- Never flush household chemicals, gasoline, oil, pesticides, antifreeze, or paint products as they can stress or destroy the natural biological treatment in the system or contaminate groundwater.
Use cleaning products with care. Many common household products can cause damage to your septic system when used in excess.
- Use garbage disposals sparingly as they increase the amount of solids and grease entering the septic system. Consider whether you think it really makes sense to use groundwater to get rid of waste
- Use water efficiently. The less water a household uses, the less pressure it puts on the septic system.
- Consider using a high efficiency toilet or reducing the water in your toilet tank.
- High-efficiency showerheads and faucet flow restrictors also reduce water use. Repair leaking faucets.
- Turn off faucets when shaving or brushing your teeth.
- Run the dishwasher and clothes washer only when they are full.
Community sewer facilities add an enormous density of waste to the water system. Wastewater treatment plants in the Flathead Watershed have been upgraded over the years to meet or surpass state mandated phosphorus limits and have reduced “point source” pollution considerably. Point sources are identifiable outlets such as municipal and public sewage, stormwater outfall, and industrial discharges. New public systems in Lakeside and Somers and the expansion of areas served by public systems such as Evergreen, Whitefish Mountain, Whitefish Lake, and Bigfork have contributed to protecting our water quality. The amount of nutrients reaching Flathead Lake has been reduced through these upgrades efforts and the banning phosphorous-containing household cleaners. All citizens and businesses have a critical role, a stake, and a responsibility in maintaining healthy water systems and in reducing water pollution.
|Citizens for a Better Flathead
|Lake County Environmental Health Department
|Confederated Salish & Kootenai Tribes
|Montana Department of Environmental Quality
Designs for septic systems, circular WQB
|Flathead Basin Commission
Healthy Lakes Through Living Shores DVD
|National Resources Conservation Service
|Flathead Conservation District
|Web Soil Survey
|Flathead County Environmental Health Department
|Septic Yellow Pages

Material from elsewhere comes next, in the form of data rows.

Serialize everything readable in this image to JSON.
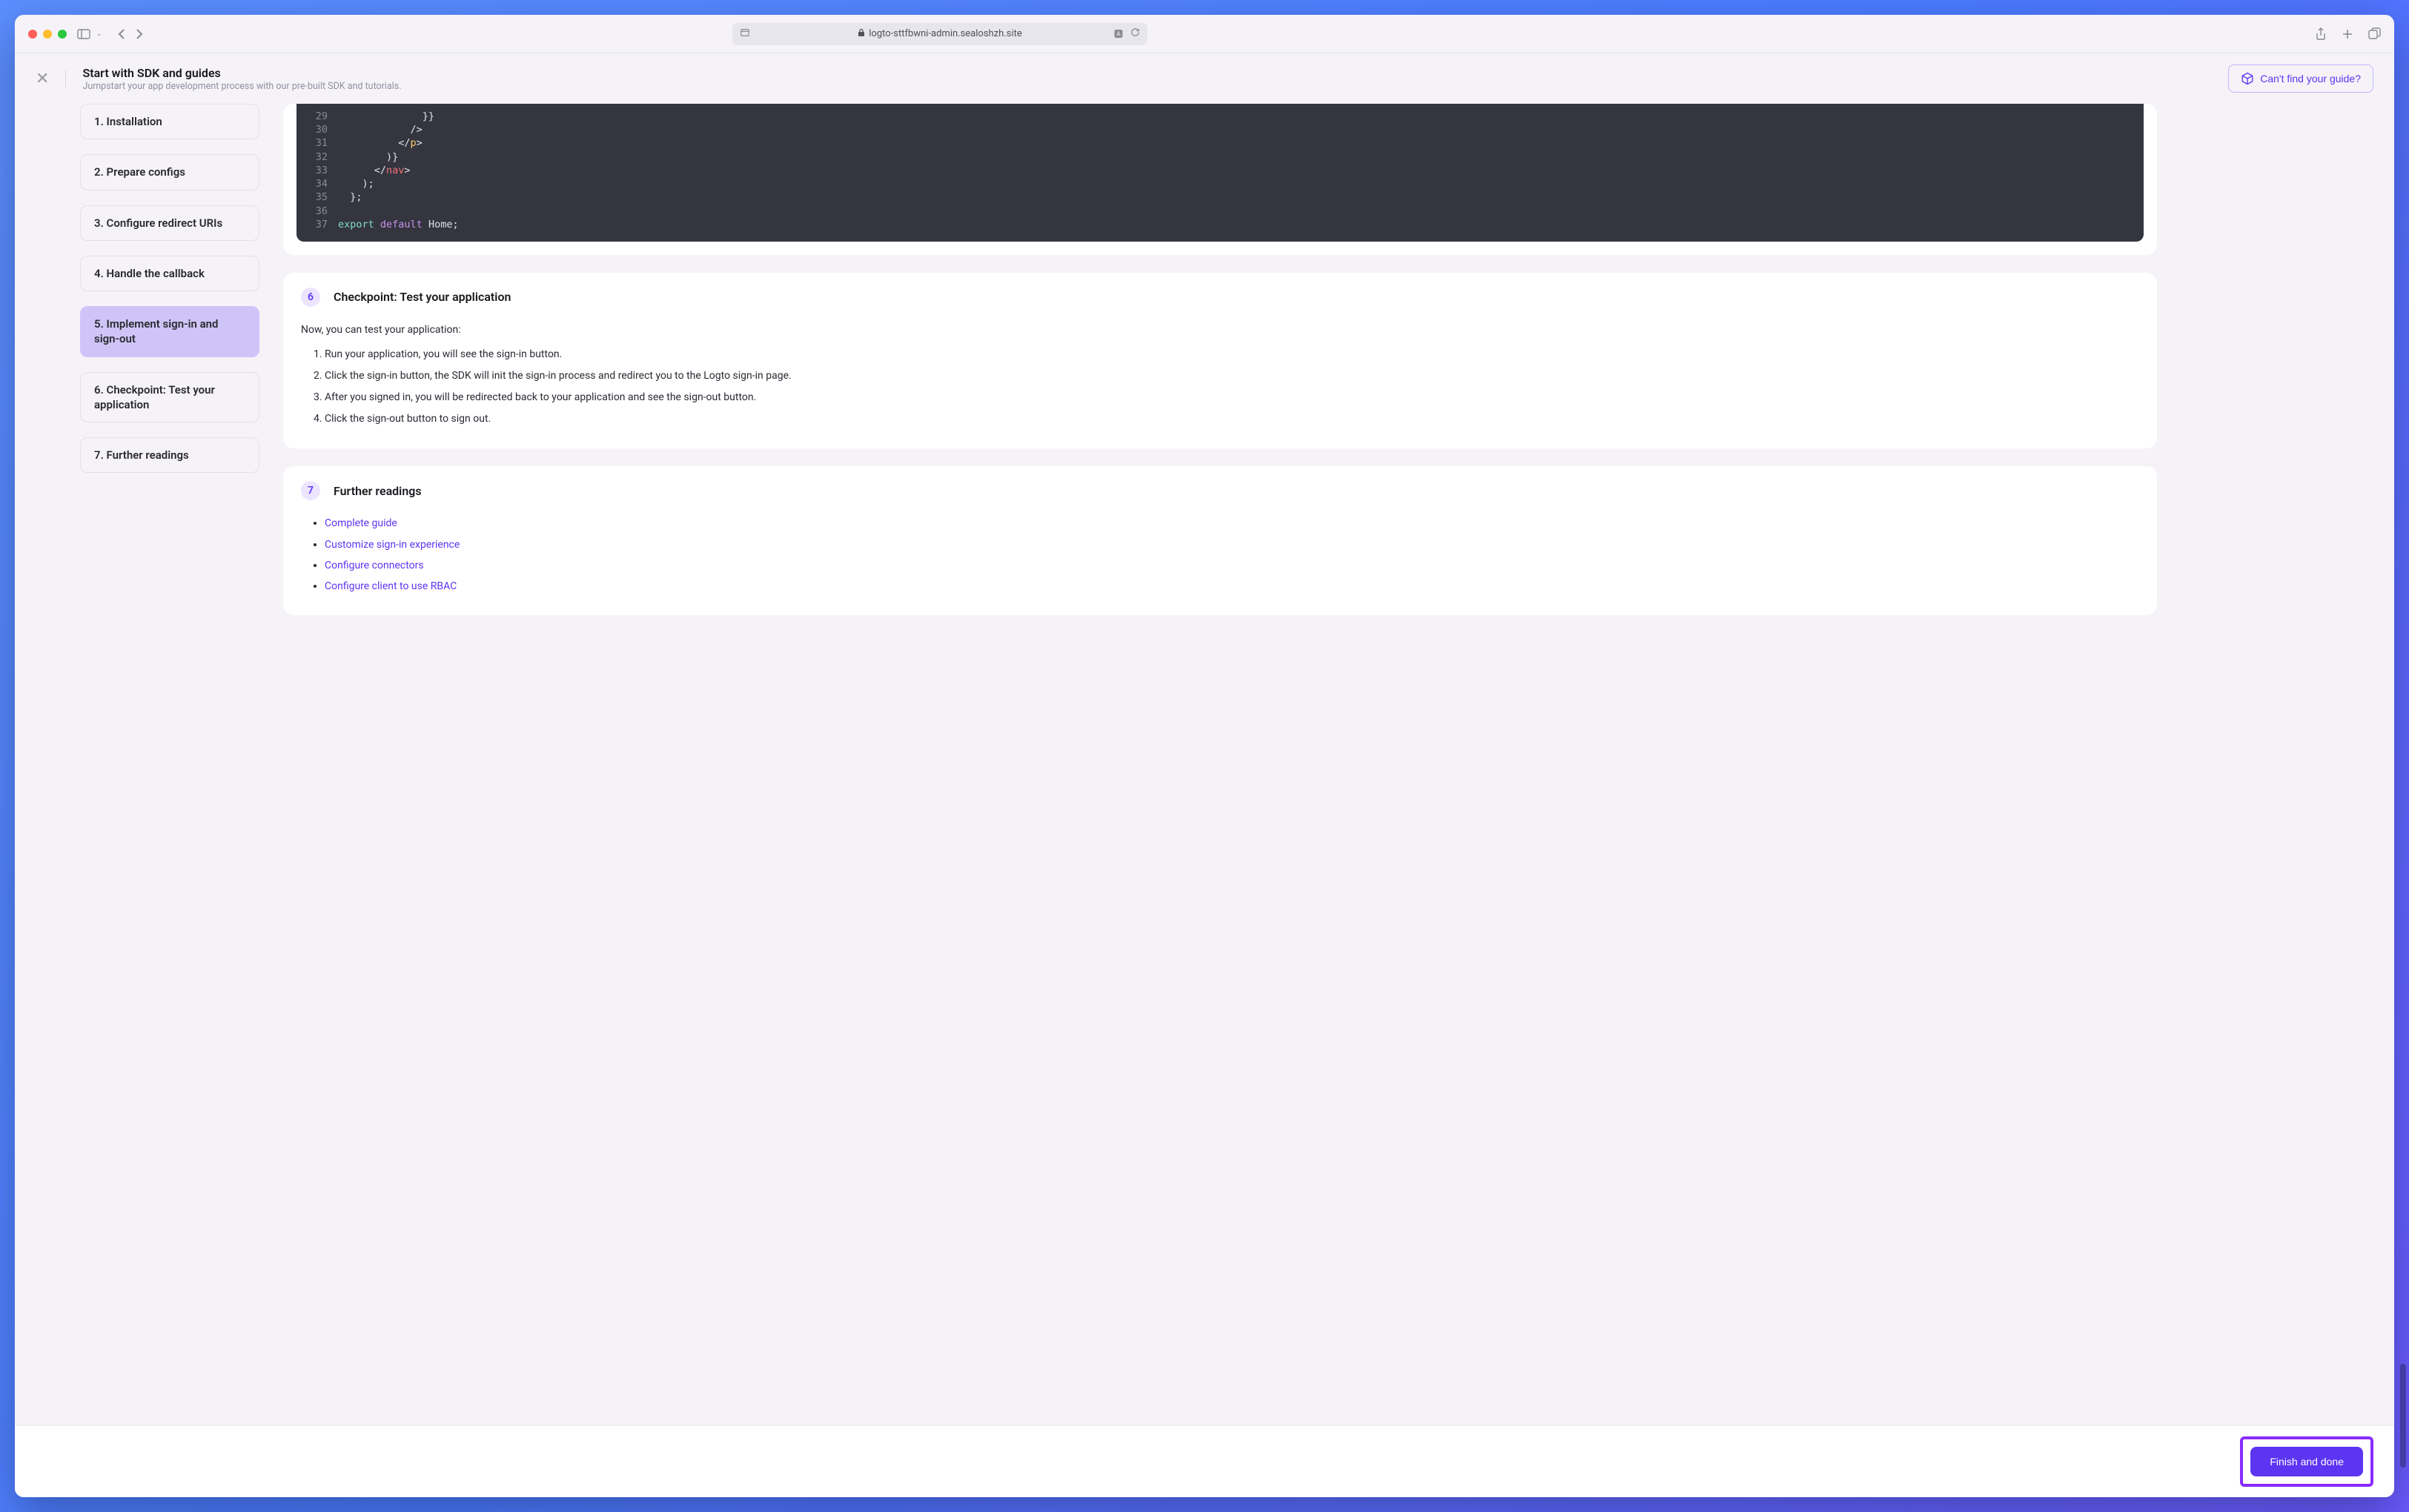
{
  "browser": {
    "url": "logto-sttfbwni-admin.sealoshzh.site"
  },
  "header": {
    "title": "Start with SDK and guides",
    "subtitle": "Jumpstart your app development process with our pre-built SDK and tutorials.",
    "cant_find_label": "Can't find your guide?"
  },
  "sidebar": {
    "items": [
      {
        "label": "1. Installation"
      },
      {
        "label": "2. Prepare configs"
      },
      {
        "label": "3. Configure redirect URIs"
      },
      {
        "label": "4. Handle the callback"
      },
      {
        "label": "5. Implement sign-in and sign-out"
      },
      {
        "label": "6. Checkpoint: Test your application"
      },
      {
        "label": "7. Further readings"
      }
    ],
    "active_index": 4
  },
  "code": {
    "lines": [
      {
        "no": "29",
        "pre": "              ",
        "raw": "}}"
      },
      {
        "no": "30",
        "pre": "            ",
        "raw": "/>"
      },
      {
        "no": "31",
        "pre": "          ",
        "tagClose": true,
        "name": "p"
      },
      {
        "no": "32",
        "pre": "        ",
        "raw": ")}"
      },
      {
        "no": "33",
        "pre": "      ",
        "tagClose": true,
        "name": "nav"
      },
      {
        "no": "34",
        "pre": "    ",
        "raw": ");"
      },
      {
        "no": "35",
        "pre": "  ",
        "raw": "};"
      },
      {
        "no": "36",
        "pre": "",
        "raw": ""
      },
      {
        "no": "37",
        "pre": "",
        "export": true
      }
    ],
    "export_home": "Home"
  },
  "step6": {
    "number": "6",
    "title": "Checkpoint: Test your application",
    "intro": "Now, you can test your application:",
    "steps": [
      "Run your application, you will see the sign-in button.",
      "Click the sign-in button, the SDK will init the sign-in process and redirect you to the Logto sign-in page.",
      "After you signed in, you will be redirected back to your application and see the sign-out button.",
      "Click the sign-out button to sign out."
    ]
  },
  "step7": {
    "number": "7",
    "title": "Further readings",
    "links": [
      "Complete guide",
      "Customize sign-in experience",
      "Configure connectors",
      "Configure client to use RBAC"
    ]
  },
  "footer": {
    "finish_label": "Finish and done"
  }
}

Listings for professional septic pumpers, installers, inspectors, and tank manufacturers
|Flathead County Health Department
|U.S. Environmental Protection Agency
A Homeowner’s Guide to Septic Systems http://www.epa.gov/owm/septic/pubs/